- People with Crohn’s disease may have a blood relative with the disease or another type of inflammatory bowel disease (IBD).
- Symptoms of Crohn’s disease include abdominal pain, diarrhea, bleeding, weight loss, and fever.
- A physical exam, blood tests, stool tests, and other tests are needed to diagnose Crohn’s disease.
- Problems of Crohn’s disease include intestinal blockage, fistulas, abscesses, anemia, and slower growth in children.
- Doctors treat Crohn’s disease with medicines, surgery, diet, and nutrition.
- People with Crohn’s disease should eat a healthy diet and avoid foods that make symptoms worse.
- Quitting smoking can help make Crohn’s disease less severe. Ask your health care provider if you need help quitting smoking.
- Support groups may help lower stress for people with Crohn’s disease.
- Most people with Crohn’s disease are able to work, raise families, and live full lives.
- Many women with Crohn’s disease can become pregnant and have a baby. You should talk with your health care provider before getting pregnant.
The National Institute of Diabetes and Digestive and Kidney Diseases (NIDDK) and other components of the National Institutes of Health (NIH) conduct and support research into many diseases and conditions.
What are clinical trials, and are they right for you?

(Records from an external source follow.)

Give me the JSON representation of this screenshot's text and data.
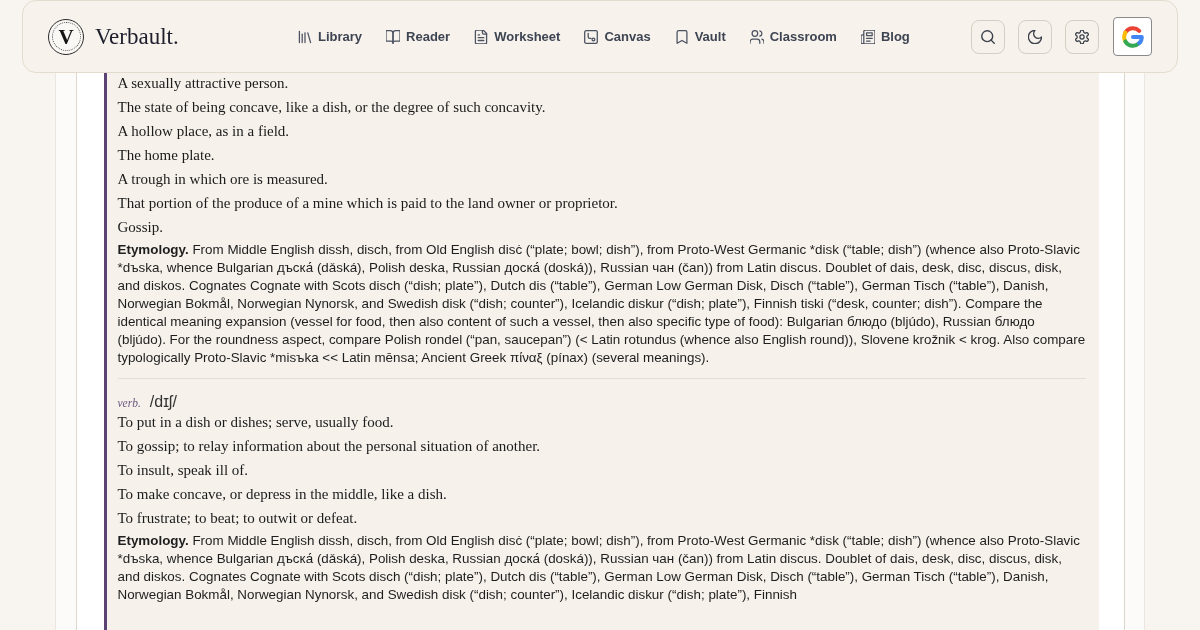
{
  "top_bar": {
    "logo": {
      "monogram": "V",
      "wordmark": "Verbault."
    },
    "nav": [
      "Library",
      "Reader",
      "Worksheet",
      "Canvas",
      "Vault",
      "Classroom",
      "Blog"
    ],
    "buttons": [
      {
        "kind": "search"
      },
      {
        "kind": "theme"
      },
      {
        "kind": "settings"
      },
      {
        "kind": "account"
      }
    ]
  },
  "entry": {
    "sections": [
      {
        "definitions": [
          "A sexually attractive person.",
          "The state of being concave, like a dish, or the degree of such concavity.",
          "A hollow place, as in a field.",
          "The home plate.",
          "A trough in which ore is measured.",
          "That portion of the produce of a mine which is paid to the land owner or proprietor.",
          "Gossip."
        ],
        "etymology": {
          "label": "Etymology.",
          "text": "From Middle English dissh, disch, from Old English disċ (“plate; bowl; dish”), from Proto-West Germanic *disk (“table; dish”) (whence also Proto-Slavic *dъska, whence Bulgarian дъска́ (dǎská), Polish deska, Russian доска́ (doská)), Russian чан (čan)) from Latin discus. Doublet of dais, desk, disc, discus, disk, and diskos. Cognates Cognate with Scots disch (“dish; plate”), Dutch dis (“table”), German Low German Disk, Disch (“table”), German Tisch (“table”), Danish, Norwegian Bokmål, Norwegian Nynorsk, and Swedish disk (“dish; counter”), Icelandic diskur (“dish; plate”), Finnish tiski (“desk, counter; dish”). Compare the identical meaning expansion (vessel for food, then also content of such a vessel, then also specific type of food): Bulgarian блюдо (bljúdo), Russian блюдо (bljúdo). For the roundness aspect, compare Polish rondel (“pan, saucepan”) (< Latin rotundus (whence also English round)), Slovene krožnik < krog. Also compare typologically Proto-Slavic *misъka << Latin mēnsa; Ancient Greek πίναξ (pínax) (several meanings)."
        }
      },
      {
        "part_of_speech": "verb.",
        "pronunciation": "/dɪʃ/",
        "definitions": [
          "To put in a dish or dishes; serve, usually food.",
          "To gossip; to relay information about the personal situation of another.",
          "To insult, speak ill of.",
          "To make concave, or depress in the middle, like a dish.",
          "To frustrate; to beat; to outwit or defeat."
        ],
        "etymology": {
          "label": "Etymology.",
          "text": "From Middle English dissh, disch, from Old English disċ (“plate; bowl; dish”), from Proto-West Germanic *disk (“table; dish”) (whence also Proto-Slavic *dъska, whence Bulgarian дъска́ (dǎská), Polish deska, Russian доска́ (doská)), Russian чан (čan)) from Latin discus. Doublet of dais, desk, disc, discus, disk, and diskos. Cognates Cognate with Scots disch (“dish; plate”), Dutch dis (“table”), German Low German Disk, Disch (“table”), German Tisch (“table”), Danish, Norwegian Bokmål, Norwegian Nynorsk, and Swedish disk (“dish; counter”), Icelandic diskur (“dish; plate”), Finnish"
        }
      }
    ]
  }
}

Clinical trials are part of clinical research and at the heart of all medical advances. Clinical trials look at new ways to prevent, detect, or treat disease. Researchers also use clinical trials to look at other aspects of care, such as improving the quality of life for people with chronic illnesses. Find out if clinical trials are right for you.
What clinical trials are open?
Clinical trials that are currently open and are recruiting can be viewed at www.ClinicalTrials.gov.
This information may contain content about medications and, when taken as prescribed, the conditions they treat. When prepared, this content included the most current information available. For updates or for questions about any medications, contact the U.S. Food and Drug Administration toll-free at 1-888-INFO-FDA (1-888-463-6332) or visit www.fda.gov. Consult your health care provider for more information.
The U.S. Government does not endorse or favor any specific commercial product or company. Trade, proprietary, or company names appearing in this document are used only because they are considered necessary in the context of the information provided. If a product is not mentioned, the omission does not mean or imply that the product is unsatisfactory.
intestinal resection (in-TESS-tih-nuhl) (ree-SEK-shuhn)
ulcerative colitis (UHL-sur-uh-tiv) (koh-LY-tiss)
This content is provided as a service of the National Institute of Diabetes and Digestive and Kidney Diseases (NIDDK), part of the National Institutes of Health. The NIDDK translates and disseminates research findings through its clearinghouses and education programs to increase knowledge and understanding about health and disease among patients, health professionals, and the public. Content produced by the NIDDK is carefully reviewed by NIDDK scientists and other experts.
The NIDDK would like to thank:
Marla Dubinsky, M.D., Cedars-Sinai Medical Center; l Pomeroy, B.S., R.N., at the Arlington Free Clinic
This information is not copyrighted. The NIDDK encourages people to share this content freely.